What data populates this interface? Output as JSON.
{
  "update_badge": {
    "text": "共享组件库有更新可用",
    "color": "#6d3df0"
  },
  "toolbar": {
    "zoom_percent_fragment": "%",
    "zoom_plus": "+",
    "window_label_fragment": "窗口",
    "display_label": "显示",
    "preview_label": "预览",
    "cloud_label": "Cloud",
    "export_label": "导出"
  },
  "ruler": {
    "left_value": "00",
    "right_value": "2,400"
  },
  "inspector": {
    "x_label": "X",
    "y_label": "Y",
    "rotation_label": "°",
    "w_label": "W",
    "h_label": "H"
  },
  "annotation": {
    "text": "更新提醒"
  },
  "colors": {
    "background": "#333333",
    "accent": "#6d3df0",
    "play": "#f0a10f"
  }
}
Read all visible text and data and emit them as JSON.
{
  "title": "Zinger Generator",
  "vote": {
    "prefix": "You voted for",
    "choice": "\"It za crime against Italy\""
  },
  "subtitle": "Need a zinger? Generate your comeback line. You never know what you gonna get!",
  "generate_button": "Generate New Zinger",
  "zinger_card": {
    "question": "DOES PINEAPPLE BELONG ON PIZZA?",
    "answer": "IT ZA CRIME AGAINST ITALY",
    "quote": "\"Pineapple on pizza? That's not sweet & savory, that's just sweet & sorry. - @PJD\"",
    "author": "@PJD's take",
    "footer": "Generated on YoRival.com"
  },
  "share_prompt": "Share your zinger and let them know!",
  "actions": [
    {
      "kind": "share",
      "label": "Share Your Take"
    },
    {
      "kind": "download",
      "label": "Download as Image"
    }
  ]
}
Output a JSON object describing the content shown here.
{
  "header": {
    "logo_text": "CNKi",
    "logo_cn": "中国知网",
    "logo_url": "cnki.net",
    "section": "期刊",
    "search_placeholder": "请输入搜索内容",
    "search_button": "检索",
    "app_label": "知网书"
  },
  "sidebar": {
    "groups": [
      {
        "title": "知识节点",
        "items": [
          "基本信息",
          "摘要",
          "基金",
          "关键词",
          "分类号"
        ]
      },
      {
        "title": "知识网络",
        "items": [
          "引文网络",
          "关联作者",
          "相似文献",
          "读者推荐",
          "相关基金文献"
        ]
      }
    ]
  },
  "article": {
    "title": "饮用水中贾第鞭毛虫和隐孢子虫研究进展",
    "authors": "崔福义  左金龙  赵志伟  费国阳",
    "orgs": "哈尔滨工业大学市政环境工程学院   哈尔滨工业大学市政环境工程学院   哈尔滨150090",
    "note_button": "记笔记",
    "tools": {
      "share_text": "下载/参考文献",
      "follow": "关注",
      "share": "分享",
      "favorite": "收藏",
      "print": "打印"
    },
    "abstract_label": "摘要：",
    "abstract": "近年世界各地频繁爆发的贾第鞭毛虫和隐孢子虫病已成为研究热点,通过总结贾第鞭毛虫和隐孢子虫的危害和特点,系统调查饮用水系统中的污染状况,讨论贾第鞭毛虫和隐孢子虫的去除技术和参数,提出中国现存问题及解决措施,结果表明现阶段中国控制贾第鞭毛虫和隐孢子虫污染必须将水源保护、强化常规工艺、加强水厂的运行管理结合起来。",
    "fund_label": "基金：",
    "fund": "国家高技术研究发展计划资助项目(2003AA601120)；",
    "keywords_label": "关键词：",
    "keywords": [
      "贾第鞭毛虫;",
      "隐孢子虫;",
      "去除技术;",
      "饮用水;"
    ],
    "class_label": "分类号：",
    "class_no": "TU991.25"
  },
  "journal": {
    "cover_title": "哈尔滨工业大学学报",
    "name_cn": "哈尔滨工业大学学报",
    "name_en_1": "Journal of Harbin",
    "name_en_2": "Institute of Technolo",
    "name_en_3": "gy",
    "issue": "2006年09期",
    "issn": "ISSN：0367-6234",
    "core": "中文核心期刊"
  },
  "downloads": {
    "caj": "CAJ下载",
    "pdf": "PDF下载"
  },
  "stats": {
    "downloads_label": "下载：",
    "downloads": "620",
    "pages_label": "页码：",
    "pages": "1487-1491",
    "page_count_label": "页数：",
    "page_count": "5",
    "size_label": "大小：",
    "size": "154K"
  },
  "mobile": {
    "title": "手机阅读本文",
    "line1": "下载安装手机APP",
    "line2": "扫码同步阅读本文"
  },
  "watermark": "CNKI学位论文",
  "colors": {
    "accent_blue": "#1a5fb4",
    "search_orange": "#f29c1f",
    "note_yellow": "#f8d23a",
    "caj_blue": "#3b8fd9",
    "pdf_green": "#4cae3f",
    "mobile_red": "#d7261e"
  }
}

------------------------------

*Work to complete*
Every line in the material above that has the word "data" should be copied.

*Task output*
What data populates this interface? Output as JSON.
Read all visible text and data and emit them as JSON.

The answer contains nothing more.